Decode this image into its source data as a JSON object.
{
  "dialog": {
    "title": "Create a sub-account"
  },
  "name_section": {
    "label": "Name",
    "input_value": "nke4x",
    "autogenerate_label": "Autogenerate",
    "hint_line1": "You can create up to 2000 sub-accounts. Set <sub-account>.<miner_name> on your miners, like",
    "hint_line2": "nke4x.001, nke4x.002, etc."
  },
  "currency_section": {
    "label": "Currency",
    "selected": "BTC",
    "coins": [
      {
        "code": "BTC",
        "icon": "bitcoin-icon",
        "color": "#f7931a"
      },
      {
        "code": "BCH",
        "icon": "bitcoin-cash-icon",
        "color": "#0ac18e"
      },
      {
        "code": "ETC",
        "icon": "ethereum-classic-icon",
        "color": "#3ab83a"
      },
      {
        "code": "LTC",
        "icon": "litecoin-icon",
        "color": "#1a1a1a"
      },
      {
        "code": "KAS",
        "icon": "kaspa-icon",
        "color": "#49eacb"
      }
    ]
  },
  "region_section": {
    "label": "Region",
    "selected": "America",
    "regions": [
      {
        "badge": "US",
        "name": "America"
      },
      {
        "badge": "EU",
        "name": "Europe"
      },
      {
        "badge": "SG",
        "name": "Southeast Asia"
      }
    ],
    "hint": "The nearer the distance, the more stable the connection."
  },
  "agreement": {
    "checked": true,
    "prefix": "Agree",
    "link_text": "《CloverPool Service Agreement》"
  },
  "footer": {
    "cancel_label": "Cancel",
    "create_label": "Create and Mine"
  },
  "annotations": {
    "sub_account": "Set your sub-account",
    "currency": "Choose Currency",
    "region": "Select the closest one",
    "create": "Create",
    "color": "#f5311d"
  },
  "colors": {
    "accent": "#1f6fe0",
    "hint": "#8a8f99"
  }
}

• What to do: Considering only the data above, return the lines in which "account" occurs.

• Result for this exercise:
    "title": "Create a sub-account"
    "hint_line1": "You can create up to 2000 sub-accounts. Set <sub-account>.<miner_name> on your miners, like",
    "sub_account": "Set your sub-account",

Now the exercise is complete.